After the birth of Isaac, Abraham concluded a treaty with the local Philistine king and opened an inn in Beersheba, where he taught wayfarers about monotheism.
Being a Positive Influence
וַיִּטַּע אֵשֶׁל בִּבְאֵר שָׁבַע וַיִּקְרָא שָׁם בְּשֵׁם ה' אֵל עוֹלָם: (בראשית כא:לג)
[Abraham] planted an orchard [and opened an inn] in Beersheba. There he proclaimed the name of G‑d. Genesis 21:33

Abraham’s inn was the first public institution devoted to the dissemination of the belief in monotheism and to the ethical behavior that follows from this belief. By establishing a public institution that challenged the world’s hallowed tenets, Abraham promoted the awareness of monotheism even among people who never actually visited his inn. As its renown spread, Abraham’s inn wielded increasingly profound and broad influence.

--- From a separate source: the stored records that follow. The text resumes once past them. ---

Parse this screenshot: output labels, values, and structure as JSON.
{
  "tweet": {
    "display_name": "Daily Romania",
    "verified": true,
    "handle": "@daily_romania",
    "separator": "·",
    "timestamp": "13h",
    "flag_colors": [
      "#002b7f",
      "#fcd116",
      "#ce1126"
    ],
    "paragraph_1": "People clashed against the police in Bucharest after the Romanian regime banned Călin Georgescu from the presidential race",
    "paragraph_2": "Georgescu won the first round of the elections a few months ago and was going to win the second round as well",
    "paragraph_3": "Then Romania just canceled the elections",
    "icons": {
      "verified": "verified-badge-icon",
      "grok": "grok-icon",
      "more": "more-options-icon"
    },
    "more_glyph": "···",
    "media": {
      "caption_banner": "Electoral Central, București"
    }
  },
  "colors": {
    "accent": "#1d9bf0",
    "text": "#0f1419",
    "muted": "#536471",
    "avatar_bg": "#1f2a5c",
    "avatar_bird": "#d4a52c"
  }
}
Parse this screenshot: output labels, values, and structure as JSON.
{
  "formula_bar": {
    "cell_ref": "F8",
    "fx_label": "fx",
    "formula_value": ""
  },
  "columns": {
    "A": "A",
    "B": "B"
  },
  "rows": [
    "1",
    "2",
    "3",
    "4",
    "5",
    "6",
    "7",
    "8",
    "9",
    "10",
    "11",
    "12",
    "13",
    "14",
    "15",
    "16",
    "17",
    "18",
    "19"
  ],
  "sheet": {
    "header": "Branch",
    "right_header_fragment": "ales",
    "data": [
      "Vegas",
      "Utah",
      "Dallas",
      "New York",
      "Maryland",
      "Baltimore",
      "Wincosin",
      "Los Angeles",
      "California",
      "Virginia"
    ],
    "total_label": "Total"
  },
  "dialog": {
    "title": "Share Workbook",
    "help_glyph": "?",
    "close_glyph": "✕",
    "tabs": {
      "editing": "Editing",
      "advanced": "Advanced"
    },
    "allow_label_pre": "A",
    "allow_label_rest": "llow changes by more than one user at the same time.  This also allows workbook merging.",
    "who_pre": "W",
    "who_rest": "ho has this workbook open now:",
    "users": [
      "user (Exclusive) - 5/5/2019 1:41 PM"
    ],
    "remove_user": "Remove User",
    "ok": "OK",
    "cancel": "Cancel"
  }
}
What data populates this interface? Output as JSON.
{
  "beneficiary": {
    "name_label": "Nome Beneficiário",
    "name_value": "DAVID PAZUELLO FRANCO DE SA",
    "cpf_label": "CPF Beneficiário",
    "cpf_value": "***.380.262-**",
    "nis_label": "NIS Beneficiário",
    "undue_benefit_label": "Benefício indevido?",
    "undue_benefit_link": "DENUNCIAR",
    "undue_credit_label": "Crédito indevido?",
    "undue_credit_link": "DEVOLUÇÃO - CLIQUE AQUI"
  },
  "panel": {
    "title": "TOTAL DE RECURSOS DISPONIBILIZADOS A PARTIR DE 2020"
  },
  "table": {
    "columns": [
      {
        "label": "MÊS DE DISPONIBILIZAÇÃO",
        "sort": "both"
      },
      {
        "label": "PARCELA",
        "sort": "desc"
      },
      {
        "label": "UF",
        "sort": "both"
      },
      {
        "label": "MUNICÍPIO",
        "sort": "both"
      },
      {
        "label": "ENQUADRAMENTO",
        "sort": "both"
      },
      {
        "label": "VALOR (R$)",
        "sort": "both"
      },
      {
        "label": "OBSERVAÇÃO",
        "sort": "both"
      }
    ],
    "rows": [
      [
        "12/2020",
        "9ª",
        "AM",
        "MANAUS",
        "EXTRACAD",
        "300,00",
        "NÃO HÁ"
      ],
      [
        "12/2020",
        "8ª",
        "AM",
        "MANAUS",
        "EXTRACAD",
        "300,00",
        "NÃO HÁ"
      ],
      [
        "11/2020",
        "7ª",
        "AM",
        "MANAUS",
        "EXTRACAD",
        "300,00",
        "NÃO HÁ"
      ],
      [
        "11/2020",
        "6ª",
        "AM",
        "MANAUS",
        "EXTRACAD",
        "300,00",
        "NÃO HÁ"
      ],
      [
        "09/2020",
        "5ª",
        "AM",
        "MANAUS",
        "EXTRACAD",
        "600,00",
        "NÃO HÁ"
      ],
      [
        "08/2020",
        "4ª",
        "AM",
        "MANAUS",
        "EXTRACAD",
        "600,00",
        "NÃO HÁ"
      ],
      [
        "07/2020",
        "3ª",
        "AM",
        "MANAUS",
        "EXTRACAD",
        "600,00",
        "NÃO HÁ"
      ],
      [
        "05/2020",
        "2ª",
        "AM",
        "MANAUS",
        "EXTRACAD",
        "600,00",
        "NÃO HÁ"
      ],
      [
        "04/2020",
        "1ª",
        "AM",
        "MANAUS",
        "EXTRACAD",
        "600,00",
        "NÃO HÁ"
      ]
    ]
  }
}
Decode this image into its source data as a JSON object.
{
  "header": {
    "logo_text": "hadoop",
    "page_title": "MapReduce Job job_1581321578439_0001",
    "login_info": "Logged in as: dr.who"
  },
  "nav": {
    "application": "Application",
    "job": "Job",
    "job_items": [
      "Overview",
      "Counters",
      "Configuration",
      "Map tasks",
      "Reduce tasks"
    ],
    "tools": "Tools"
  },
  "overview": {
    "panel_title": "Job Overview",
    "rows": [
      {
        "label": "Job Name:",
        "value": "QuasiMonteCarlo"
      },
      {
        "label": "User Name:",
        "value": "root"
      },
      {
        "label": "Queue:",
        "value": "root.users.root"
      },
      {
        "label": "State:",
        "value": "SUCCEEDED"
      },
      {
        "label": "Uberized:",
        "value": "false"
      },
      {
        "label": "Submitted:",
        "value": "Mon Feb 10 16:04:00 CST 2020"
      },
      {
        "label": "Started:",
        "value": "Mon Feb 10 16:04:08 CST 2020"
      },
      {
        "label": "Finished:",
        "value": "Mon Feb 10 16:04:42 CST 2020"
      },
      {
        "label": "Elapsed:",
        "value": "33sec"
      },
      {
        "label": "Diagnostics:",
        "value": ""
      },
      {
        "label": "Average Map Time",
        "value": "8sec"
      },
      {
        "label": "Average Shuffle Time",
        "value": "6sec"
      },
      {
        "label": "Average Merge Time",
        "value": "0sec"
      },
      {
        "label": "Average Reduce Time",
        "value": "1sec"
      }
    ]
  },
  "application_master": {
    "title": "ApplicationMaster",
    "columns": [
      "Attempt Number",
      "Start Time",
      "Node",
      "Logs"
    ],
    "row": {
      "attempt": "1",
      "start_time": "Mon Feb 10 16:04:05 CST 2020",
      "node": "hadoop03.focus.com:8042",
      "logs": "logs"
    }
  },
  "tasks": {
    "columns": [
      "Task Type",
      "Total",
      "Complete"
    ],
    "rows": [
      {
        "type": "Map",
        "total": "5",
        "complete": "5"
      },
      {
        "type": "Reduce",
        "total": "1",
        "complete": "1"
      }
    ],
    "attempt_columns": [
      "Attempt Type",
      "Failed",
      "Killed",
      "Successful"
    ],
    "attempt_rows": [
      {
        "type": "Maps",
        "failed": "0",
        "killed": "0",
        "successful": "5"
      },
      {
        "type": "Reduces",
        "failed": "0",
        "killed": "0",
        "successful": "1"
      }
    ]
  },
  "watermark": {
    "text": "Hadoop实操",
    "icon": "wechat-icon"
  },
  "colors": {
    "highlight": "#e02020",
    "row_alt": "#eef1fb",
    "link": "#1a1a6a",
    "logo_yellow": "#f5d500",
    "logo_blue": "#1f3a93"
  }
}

Likewise today, the very existence of synagogues and institutions of Torah study exert great positive influence upon a city simply by the mere virtue of their presence, over and above the intrinsic value of the study and prayer that take place within their walls.1